There are some numbers we could crunch, and some sources claim that the 124-grain will have more recoil. However, it seems like such a minor difference that it would not be a factor. If we were comparing, say, 115-grains vs 147-grains, then yes, we would probably see a difference.
In this case, however, recoil will not be a factor in your purchasing decision.
Whether you’re shooting for recreation or personal protection, a straight trajectory is always preferred. Unfortunately it’s hard to compare, as manufacturers are inconsistent when supplying this information.
Fortunately, Federal and Winchester offer trajectory stats on their products:
|50-Yard Drop (Zeroed at 25)|
|Federal American Eagle 115 Grain (FMJ)||.9 inches|
|Federal American Eagle 124 Grain (FMJ)||.9 inches|
|Speer Gold Dot 115 Grain (JHP)||.8 inches|
|Speer Gold Dot 124 Grain (JHP)||.8 inches|
Once again, the differences are so small as to be irrelevant. At 50 yards (when zeroed to 25) the cartridges we the exact same. There are some differences at 75 and 100 yards, but they are, once again, so small as to be irrelevant to most shooters.
For example, the American Eagle rounds, at 100 yards, have a difference of 0.1 inches. That’s hardly a difference that will matter to most target shooters. (Besides, how often will you actually shoot a 9mm handgun at 100 yards?)
115 Grain vs 124 Grain: Which One Should You Choose?
Honestly, these two cartridges are so close that it’s probably best to try both and see which one works for your specific needs. Personal preference, as well as the gun you use, could impact your decision.
You may find that the slightly-lighter recoil of the 115-grain is better. You may find you prefer the heavier weight of the 124-grain for personal defense. In the end, try both and see which one you prefer for home defense and target practice.
Order Your 115-grain and 124-grain 9mm Rounds Today!

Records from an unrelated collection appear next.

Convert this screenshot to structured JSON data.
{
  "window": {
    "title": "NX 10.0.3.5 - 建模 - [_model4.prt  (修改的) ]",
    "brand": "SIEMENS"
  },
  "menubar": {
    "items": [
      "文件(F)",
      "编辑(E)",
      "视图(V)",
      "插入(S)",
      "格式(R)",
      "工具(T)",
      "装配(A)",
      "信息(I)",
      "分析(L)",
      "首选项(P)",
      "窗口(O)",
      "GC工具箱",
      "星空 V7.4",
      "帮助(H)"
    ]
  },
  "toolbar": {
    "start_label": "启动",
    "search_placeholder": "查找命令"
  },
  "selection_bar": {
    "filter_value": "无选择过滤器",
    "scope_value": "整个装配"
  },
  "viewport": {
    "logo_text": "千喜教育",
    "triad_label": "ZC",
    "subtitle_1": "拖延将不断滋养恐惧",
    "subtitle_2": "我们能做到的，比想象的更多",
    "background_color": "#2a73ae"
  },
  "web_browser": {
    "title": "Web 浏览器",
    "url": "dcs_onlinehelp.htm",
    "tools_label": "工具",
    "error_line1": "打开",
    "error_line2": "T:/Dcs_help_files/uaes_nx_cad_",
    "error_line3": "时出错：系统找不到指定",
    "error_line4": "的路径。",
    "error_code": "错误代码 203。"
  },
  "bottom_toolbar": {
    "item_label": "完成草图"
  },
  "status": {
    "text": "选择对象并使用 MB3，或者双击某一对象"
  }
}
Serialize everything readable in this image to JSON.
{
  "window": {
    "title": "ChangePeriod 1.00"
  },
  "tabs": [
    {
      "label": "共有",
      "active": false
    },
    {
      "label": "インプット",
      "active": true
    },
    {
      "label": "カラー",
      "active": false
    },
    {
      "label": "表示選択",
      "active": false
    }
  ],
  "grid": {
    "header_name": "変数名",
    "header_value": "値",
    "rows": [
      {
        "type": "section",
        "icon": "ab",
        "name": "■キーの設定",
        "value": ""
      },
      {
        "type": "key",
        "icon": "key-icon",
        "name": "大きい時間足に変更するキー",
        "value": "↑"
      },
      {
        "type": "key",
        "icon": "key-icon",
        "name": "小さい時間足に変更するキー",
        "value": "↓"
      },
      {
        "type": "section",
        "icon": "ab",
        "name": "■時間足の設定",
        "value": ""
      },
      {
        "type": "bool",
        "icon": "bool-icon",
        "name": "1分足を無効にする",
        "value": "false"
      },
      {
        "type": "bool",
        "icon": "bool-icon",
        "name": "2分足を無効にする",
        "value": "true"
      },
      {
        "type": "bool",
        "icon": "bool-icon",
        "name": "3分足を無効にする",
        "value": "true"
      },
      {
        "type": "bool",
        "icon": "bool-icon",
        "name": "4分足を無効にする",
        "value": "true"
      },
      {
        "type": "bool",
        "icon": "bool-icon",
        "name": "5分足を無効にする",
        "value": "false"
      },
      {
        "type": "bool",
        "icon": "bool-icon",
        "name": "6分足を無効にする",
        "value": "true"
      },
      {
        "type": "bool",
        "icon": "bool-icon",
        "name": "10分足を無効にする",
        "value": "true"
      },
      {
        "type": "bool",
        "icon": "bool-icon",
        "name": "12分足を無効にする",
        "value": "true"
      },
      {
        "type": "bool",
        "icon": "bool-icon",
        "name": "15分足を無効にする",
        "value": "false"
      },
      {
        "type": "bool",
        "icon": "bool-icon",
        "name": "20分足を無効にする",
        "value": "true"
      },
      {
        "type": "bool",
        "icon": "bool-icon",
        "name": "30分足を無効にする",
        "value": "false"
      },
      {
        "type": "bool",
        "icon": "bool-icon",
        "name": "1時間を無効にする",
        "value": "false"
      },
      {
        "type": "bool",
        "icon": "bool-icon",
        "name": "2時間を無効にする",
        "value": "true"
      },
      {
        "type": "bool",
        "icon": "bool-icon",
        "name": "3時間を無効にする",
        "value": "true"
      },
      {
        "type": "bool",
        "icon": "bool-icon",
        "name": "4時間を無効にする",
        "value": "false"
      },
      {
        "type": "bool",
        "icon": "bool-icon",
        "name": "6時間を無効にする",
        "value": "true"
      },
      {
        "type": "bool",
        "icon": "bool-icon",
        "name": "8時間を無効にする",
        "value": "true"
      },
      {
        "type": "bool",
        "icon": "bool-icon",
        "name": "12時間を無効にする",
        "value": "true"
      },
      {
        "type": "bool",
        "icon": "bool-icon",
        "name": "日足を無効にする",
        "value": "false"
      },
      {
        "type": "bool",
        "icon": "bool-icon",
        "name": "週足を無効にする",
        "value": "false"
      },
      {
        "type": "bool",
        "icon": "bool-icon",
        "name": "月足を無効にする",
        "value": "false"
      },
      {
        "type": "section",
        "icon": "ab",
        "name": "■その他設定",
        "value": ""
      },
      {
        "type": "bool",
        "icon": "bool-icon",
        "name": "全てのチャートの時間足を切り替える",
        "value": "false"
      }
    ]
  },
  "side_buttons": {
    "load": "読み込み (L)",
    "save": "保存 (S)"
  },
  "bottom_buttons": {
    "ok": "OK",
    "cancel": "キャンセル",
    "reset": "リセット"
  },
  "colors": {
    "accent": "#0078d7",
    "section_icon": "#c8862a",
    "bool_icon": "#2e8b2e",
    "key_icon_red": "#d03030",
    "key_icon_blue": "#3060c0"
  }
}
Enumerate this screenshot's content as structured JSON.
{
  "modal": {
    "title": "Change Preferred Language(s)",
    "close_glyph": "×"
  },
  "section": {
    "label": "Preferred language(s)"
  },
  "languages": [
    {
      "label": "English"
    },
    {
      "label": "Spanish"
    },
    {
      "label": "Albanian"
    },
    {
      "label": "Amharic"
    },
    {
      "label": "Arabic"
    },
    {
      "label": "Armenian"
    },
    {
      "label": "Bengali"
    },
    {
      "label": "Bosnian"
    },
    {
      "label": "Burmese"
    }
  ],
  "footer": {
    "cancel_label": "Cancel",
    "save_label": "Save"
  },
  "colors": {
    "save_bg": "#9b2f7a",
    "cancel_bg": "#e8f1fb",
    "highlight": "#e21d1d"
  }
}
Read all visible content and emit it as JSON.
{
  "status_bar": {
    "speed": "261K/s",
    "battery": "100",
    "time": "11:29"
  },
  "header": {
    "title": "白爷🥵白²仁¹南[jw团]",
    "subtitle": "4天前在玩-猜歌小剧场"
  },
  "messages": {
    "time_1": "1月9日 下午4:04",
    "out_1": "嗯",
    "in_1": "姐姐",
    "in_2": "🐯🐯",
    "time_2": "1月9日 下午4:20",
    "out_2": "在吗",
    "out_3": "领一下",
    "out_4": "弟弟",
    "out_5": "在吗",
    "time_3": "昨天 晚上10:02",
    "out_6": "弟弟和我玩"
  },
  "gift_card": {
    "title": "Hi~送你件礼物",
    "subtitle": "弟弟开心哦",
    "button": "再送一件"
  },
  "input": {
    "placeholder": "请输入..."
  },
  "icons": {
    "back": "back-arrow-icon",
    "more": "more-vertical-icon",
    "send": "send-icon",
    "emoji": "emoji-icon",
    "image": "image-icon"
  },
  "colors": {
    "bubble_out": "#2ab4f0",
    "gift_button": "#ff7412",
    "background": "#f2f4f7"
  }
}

If you need high-quality 9mm Luger ammunition, look no further than ammotogo.com. We have a full selection of affordable, reliable rounds for your specific needs, so visit our site and place your order today!